In the early days of the World Wide Web, email marketing was embraced by the few major online retailers. An epidemic of spam, however, drove many to abandon the practice in fear of angering customers. Recently, however, email filtering has led to a tremendous reduction in the amount of spam users receive, and many companies have run successful email marketing campaigns. Here are a few ways in which email and email marketing have changed through the years.
1. Evolution of email
The origins of email go back to the late 1960s and the 1970s. While the genesis of email is debated, it has changed little since the 1980s. It was originally intended to send simple text-based messages, but nearly all email clients now support embedded HTML code and images. Today, email is far more flexible than it was in the past, and users can embed anything that one might find on a website.
2. Email marketing psychology
The earliest email marketing efforts simply informed customers of special deals. In many cases, these emails succeeded by simply reminding customers of a particular website. In addition, email marketing serves to reinforce a company’s brand in the minds of customers. With the reemergence of email marketing, companies are taking the marketing a step further with transactional emails. If done correctly, customers view these emails as a service that informs them of useful deals and information.

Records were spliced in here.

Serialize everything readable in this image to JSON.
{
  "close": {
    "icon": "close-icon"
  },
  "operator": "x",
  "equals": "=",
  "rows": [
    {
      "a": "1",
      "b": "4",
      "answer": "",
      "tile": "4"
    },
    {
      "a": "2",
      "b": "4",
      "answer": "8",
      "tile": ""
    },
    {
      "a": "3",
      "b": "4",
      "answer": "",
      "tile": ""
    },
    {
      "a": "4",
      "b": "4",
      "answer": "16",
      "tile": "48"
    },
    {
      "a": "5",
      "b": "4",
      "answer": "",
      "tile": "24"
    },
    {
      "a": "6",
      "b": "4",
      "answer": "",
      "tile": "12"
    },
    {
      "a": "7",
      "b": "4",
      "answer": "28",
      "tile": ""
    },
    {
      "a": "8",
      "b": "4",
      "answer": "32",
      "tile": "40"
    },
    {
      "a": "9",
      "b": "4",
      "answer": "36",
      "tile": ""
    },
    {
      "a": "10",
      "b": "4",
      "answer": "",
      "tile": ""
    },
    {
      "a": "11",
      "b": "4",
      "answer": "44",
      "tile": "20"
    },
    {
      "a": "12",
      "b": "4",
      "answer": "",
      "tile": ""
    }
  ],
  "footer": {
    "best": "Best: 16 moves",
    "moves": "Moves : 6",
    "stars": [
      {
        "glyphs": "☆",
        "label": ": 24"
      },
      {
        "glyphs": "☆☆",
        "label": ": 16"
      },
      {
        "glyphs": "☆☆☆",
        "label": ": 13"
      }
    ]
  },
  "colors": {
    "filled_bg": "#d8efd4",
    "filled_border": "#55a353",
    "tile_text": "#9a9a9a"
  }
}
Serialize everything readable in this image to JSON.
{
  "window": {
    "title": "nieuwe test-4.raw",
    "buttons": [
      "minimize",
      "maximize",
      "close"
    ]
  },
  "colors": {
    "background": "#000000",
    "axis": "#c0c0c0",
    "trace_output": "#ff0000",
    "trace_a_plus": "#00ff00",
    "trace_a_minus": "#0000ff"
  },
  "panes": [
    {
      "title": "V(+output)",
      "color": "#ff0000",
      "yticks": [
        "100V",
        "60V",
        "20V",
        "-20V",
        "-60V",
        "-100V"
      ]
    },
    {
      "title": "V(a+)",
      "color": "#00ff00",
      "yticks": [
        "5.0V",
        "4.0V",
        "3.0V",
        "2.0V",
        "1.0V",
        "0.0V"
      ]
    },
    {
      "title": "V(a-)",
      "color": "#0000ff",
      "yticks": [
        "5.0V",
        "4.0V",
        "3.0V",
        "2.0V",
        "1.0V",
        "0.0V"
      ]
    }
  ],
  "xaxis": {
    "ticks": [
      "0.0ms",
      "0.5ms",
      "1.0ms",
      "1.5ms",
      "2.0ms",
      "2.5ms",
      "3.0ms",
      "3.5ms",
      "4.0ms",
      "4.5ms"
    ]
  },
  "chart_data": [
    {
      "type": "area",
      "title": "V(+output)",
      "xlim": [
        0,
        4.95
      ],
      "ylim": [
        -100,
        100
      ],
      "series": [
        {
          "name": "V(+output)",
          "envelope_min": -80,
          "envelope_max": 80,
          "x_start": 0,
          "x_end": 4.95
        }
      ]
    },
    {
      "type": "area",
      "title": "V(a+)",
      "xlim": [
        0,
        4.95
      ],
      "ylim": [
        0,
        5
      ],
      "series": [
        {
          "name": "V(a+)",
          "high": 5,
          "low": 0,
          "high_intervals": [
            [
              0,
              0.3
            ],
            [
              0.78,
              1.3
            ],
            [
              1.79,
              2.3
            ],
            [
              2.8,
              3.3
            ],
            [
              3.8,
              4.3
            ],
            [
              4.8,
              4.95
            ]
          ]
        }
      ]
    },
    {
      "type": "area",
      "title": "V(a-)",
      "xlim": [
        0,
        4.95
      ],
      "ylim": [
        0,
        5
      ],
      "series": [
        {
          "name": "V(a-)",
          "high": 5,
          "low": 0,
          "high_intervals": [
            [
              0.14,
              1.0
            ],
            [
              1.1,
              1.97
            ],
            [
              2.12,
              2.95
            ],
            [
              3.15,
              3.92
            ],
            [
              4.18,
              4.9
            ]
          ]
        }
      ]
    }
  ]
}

3. Transactional emails
A transactional email contains far more information and graphical elements than traditional email marketing messages. In them, customers can click on links to be sent to be shown deals and offers. Some transactional emails take this a step further and allow customers to pay in the email itself. By engaging customers in this manner, recipients are less likely to delay reading the email until another time forgetting about it.
4. Is it Spam?
Transactional emails are not spam, and surveys show that customers do not think of them as spam. Unlike spam, transactional emails and other types of marketing email are only sent to customers who have previously contacted the business that sends them. Further, they make it easy to opt-out. Email filtering programs recognize the difference between legitimate marketing emails and spam, and companies who use transactional emails are unlikely to have their messages blocked. It is, however, important to avoid sending too many transactional emails; even if they do not regard them as spam, customers may become annoyed if they receive too many emails from a particular company.
Ken Myers as an Expert Advisor on multiple household help issues to many Organizations and groups, and is a mentor for other “Mom-preneurs” seeking guidance. He is a regular contributor of www.gonannies.com. You can get in touch with him at firstname.lastname@example.org.
Tags: email marketing